Technical Writer – Technical writers research, write, edit, proofread, and format publications tailored to specific audiences – from how-to guides and instruction manuals for the general public, to complex articles and documents for medical, engineering, and science professionals. Technical writers normally possess a mixture of technical and writing abilities. This career requires an excellent command of the English language and may also require knowledge in a specialized technical area, possibly with the ability to code. With the rise of e-learning, technical writers are increasingly becoming involved with creating online training materials. Technical writers typically have a degree or certification in a technical field such as engineering or science, with additional courses in technical communications; but they may also have a degree in journalism, business, or another field. Many technical writers gain expertise in a particular technical field and then branch into related forms, such as software quality analysis or business analysis.
Certified Ethical Hacker – The job of a certified ethical hacker is to hack a company’s network to find where it’s vulnerable so it can be reinforced, keeping non-ethical hackers out. Certified ethical hackers need to have a robust understanding of computer science, as well as a certification or degree in a related field. Internet security experience is a must, and they should obtain formal certification as a CEH.
Underwater Archeologist – This career combines archeology and marine science, with a major focus on the oceans and other bodies of water. All civilizations from ancient times to the modern day have used waterways for travel, and some sites of human occupation that were once on dry land are now submerged, leaving historic artifacts buried beneath the sediment. A variety of scientific specialties are used in underwater archeology, such as dendochronology, archaeobotany and archaeozoology.
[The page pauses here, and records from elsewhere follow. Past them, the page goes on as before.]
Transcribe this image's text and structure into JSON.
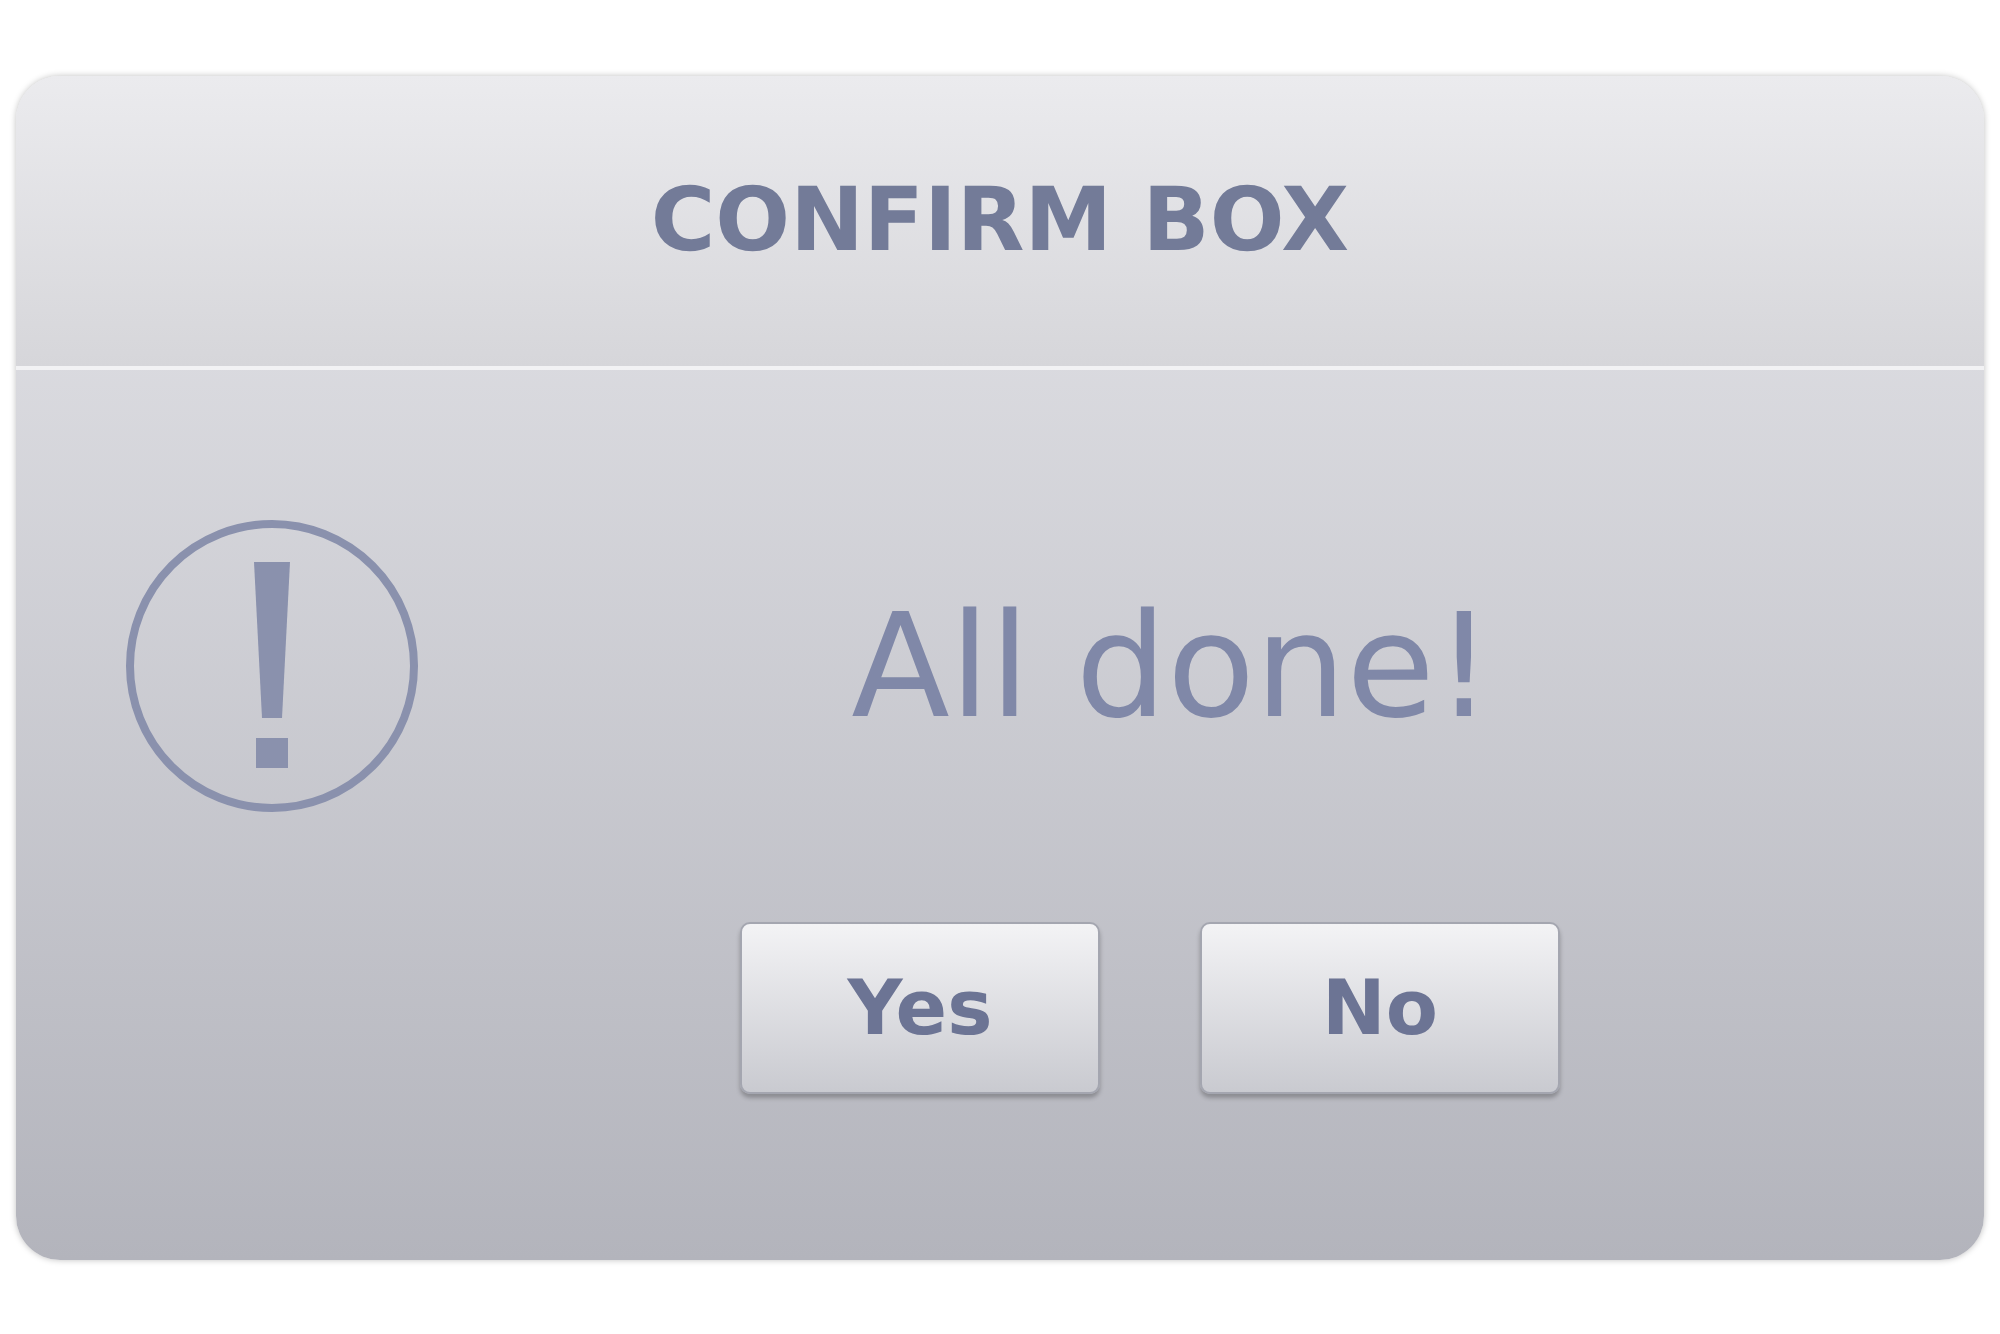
{
  "dialog": {
    "title": "CONFIRM BOX",
    "message": "All done!",
    "buttons": [
      {
        "label": "Yes"
      },
      {
        "label": "No"
      }
    ]
  }
}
Marine archeologists also learn underwater mapping and trilateration techniques – the same methods used to map and measure shipwrecks.
Cartographer – Cartography is an often-overlooked STEM career. While map-making may seem like a quaint occupation from the past, now it is a high-tech field that relies on GIS (geographic information systems), LIDAR (light imaging detection and ranging), and satellite imagery. Today’s cartographers must be comfortable with technology as they use computers to create maps for the government, private businesses, and the public.
Prosthetist – Prosthetists combine their knowledge of science and engineering to design, create, and fit artificial legs and arms for people who have had amputations due to conditions such as cancer, diabetes, or injury. The prosthesis (prosthetic limb) is made of a unique combination of appropriate materials, alignment, design and construction. Important considerations include stability, shock absorption, and cosmetic appearance while also meeting the functional needs of the individual. These needs are often complex and may include specific challenges such as dressing, eating, writing, standing, walking, and athletic activities. In some cases, an internal prosthetic can be implanted in an arm or leg to replace missing bone.
Veterinarian – Veterinarians provide care for not only pets but other animals as well. They may specialize in treating livestock, wildlife, or zoo animals. They may also specialize in certain types of animals such as mammals, birds, amphibians or reptiles. As technology advances, veterinarians implement new ways of examining, diagnosing and treating animals, including the use of high-tech imaging equipment and the latest surgical techniques.
We hope our list of ten unusual STEM careers and their descriptions introduced some interesting job ideas to consider. Can you name any other unusual STEM careers?